   the DVMRP tunnel if the packet's time-to-live is greater than or
   equal to 64. In addition, eugene-isp.nero.net will not pass any pack-
   ets that match the administrative scope boundary filter (in this
   case, 239.254.0.0/16).

   In addition, the inet-rtr eugene-isp.nero.net has a GRE tunnel
   represented by GRE-TUNNEL-EUG.
















   inet-tunnel:     MBONE-TUNNEL-EUG
   tunnel-source:   204.70.158.61
   tunnel-sink:     204.70.32.6
   tunnel-protocol: DVMRP
   tunnel-in:       from 204.70.158.61 accept ANY
   tunnel-out:      to 204.70.158.61
                    action
                       scope=64;
                       boundary={239.254.0.0/16};
                       dvmrp-metric=1;
                    announce AS-NERO-TRANSIT
   guardian:    [email protected]
   admin-c:     DMM65
   tech-c:      DMM65
   notify:      [email protected]
   mnt-by:      MAINT-AS3582
   changed:     [email protected] 961122
   source:      RADB

   inet-tunnel:     GRE-TUNNEL-EUG
   tunnel-source:   204.70.158.61
   tunnel-sink:     206.42.19.240
   tunnel-protocol: PIM-DM
   tunnel-in:       from 206.42.19.240 accept ANY
   tunnel-out:      to 206.42.19.240
                    action
                      scope=64;
                    announce ANY
   guardian:    [email protected]
   admin-c:     DMM65
   tech-c:      DMM65
   notify:      [email protected]
   mnt-by:      MAINT-AS3582
   changed:     [email protected] 961122
   source:      RADB

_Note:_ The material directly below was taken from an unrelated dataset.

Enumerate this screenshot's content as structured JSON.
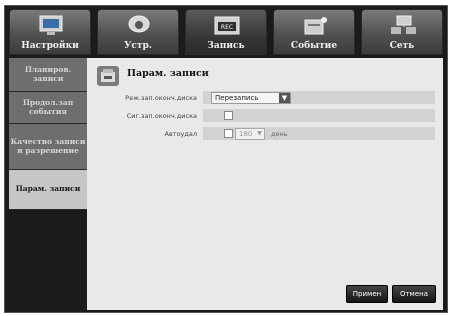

Security Considerations

   Security considerations are not discussed in this memo.

References
      [6BONE]  See http://www-6bone.lbl.gov/6bone/

      [DVMRP]  T. Pusateri, "Distance Vector Multicast Routing
               Protocol", draft-ietf-idmr-dvmrp-v3-03, September,
               1996.

      [GRE]    S. Hanks, T. Li, D. Farinacci, and P. Traina, "Generic
               Routing Encapsulation (GRE)", RFC1701, October, 1994.

      [IPV6]   A. Conta and S. Deering, "Generic Packet Tunneling in
               IPv6", draft-ietf-ipngwg-ipv6-tunnel-04.txt, October,
               1996

      [MBONE]  See http://www.best.com/~prince/techinfo/misc.html

      [RPSL]   C. Alaettinoglu, et. al., "Routing Policy
               Specification Language (RPSL)",
               draft-ietf-rps-rpsl-00.txt, October, 1996.

      [SSMMC]  Y. Rekhter, "Auto route injection with tunnelling",
               NANOG, October, 1996. For additional information, see
               http://www.academ.com/nanog/oct1996/multihome.html

      [V6TRNS] R. Gilligan and E. Nordmark, "Transition Mechanisms
               for IPv6 Hosts and Routers", RFC 1933, April 1996.


Author's Address

   David Meyer
   University of Oregon
   1225 Kincaid St.
   Eugene, OR 97403

   phone:  +1 541.346.1747

   email:  [email protected]